Catching a repeat of Bullseye recently had me thinking fondly back to the early eighties and a time when I seemed to have no worries apart from the usual trials and tribulations of school life.
As I watched this classic game show I started to think ‘was Bullseye really any good or were we just clinging onto the last threads of the weekend before enduring double maths the following day’? I actually think it was a bit of both really. If you reminisce down the pub on a Friday night, all lads together, as they say, I think you would find it almost impossible to find a bloke who would say ‘That show was crap!’ Men of a certain age like me and who like a drink at the weekends view Sunday tea times circa 1982 through proverbial rose tinted glasses.
The compere Jim Bowen, though already a stand up comedian, will forever be remembered for handing two blokes from Birminghan, sporting suspect moustaches and stone washed jeans a hunk of rubber in the shape of a bull while he counted a wad of fivers out in the time it took a commercial break to finish. No matter if the contestants had won thirty quid or three hundred, it took Jim exactly the same time to count that cash out.

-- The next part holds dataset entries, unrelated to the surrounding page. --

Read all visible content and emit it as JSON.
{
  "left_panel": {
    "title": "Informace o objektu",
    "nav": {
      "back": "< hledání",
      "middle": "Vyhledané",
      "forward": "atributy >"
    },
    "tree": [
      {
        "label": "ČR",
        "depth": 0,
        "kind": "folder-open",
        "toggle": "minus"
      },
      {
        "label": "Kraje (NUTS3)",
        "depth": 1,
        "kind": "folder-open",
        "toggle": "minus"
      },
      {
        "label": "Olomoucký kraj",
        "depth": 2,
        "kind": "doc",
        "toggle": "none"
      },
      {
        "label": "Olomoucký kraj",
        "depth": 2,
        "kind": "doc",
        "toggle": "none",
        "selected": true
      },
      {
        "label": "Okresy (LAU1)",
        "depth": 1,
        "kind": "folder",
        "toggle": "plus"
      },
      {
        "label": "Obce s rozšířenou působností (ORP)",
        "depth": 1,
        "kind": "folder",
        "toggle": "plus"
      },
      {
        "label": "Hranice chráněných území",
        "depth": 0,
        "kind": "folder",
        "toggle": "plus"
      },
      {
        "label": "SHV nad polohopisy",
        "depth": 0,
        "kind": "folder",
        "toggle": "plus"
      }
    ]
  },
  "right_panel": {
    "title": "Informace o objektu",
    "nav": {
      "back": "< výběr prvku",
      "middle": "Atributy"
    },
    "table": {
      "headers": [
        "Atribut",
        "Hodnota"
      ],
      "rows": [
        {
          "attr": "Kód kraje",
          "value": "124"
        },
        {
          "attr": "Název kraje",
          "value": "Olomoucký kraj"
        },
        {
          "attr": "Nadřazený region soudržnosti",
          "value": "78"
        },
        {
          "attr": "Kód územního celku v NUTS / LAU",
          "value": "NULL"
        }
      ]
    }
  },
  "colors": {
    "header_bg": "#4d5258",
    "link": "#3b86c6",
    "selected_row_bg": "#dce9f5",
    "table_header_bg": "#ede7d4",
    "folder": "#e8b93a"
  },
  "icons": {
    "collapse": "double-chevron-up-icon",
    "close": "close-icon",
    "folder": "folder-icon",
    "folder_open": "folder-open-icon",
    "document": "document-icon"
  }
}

Bullseye was by no stretch of the imagination high brow, the contestants were always the same, either the aforementioned mates from the pub or a husband and wife team with the wife always answering Jims ridiculously easy questions while the husband impressed his masculinity and threw the ‘arrows’. The first rounds questions always involved a spelling round which was particularly enjoyable as the viewer got to watch a graphic of ‘Bully’ walk across the screen with a dictionary checking the answer, emitting a resounding ‘moooooo!’ if the answer was correct.
With the first round out the way Jim got to get shut of the first pair out of the three couples who started the game. A pat on the back from Bowen and a quip about the lovely part of the country the couple were from was enough to keep them happy, and with the promise of sharing the forty quid they had won they toddled off back to Cradley Heath or some other suburb of Birmingham.
The chance of a real bona fide darts player to come on and do their bit for charity was another highlight of the show. Nine darts and the score were turned into cash for the charity of the contestant’s choice. Jim always nodded his head and muttered ‘very worthwhile charity that’ even in the unlikely event that the money was going to be given to the cats home instead of the local children’s respiratory unit. This segment of the show was all well and good if we had someone of Eric Bristow’s calibre on, but it didn’t quite work as well when women’s champion Maurine Flowers took to the oche. I m sure I watched an episode where the referee Tony Greene fabricated a score because she kept hitting eleven or twenty six, I m certain of it! The groan of a contestant was almost audible if Maureen was on the show. ‘Hard lines’ was Jims stock phrase if the professional failed to perform, ‘always hard under the lights’ he would say even though they performed half pissed back in the day on the telly every other Saturday afternoon
The original question ‘Was Bullseye any good?’ can be settled once and for all with the most exciting finale to any tea time Sunday sports based quiz ever! After the final round and we were down to the last pairing, with prizes reaching the heady heights of a clock radio, a faux fur coat and a couple of hundred quid, Jim with his serious poker face would ask the couple to gamble their winnings against a mystery Bully s star prize. With tension mounting and the studio audience cajoling them to take the plunge we waited with bated breath. Amazingly some contestants were quite happy not risking it and sharing the cash they could have earned on time and a half overtime on Saturday morning, and the possible rift over a Morphy Richards Teas maid would be settled down the local the following Friday night. The teams who had the balls to accept the challenge of scoring 101 or more with six darts were hoping for the car (which was usually a bottom of the range Fiat Uno). Bizarrely though, when the prize was unveiled, the revolving floor would sometimes turn round to reveal a speed boat! Now I’m not saying a speed boat wasn’t a nice prize but two mates from Smethwick winning a bloody boat? Winning Bullseye didn’t suddenly turn you into James Bond surely? I always imagined that boat stuck on a drive in the middle of Brum taking up valuable space where the Fiat Uno or Fiesta should have been.
So to sum up, yes in my opinion Bullseye was good; especially if you enjoy watching disappointment on grown men’s faces at the realisation they live nowhere near a bloody lake!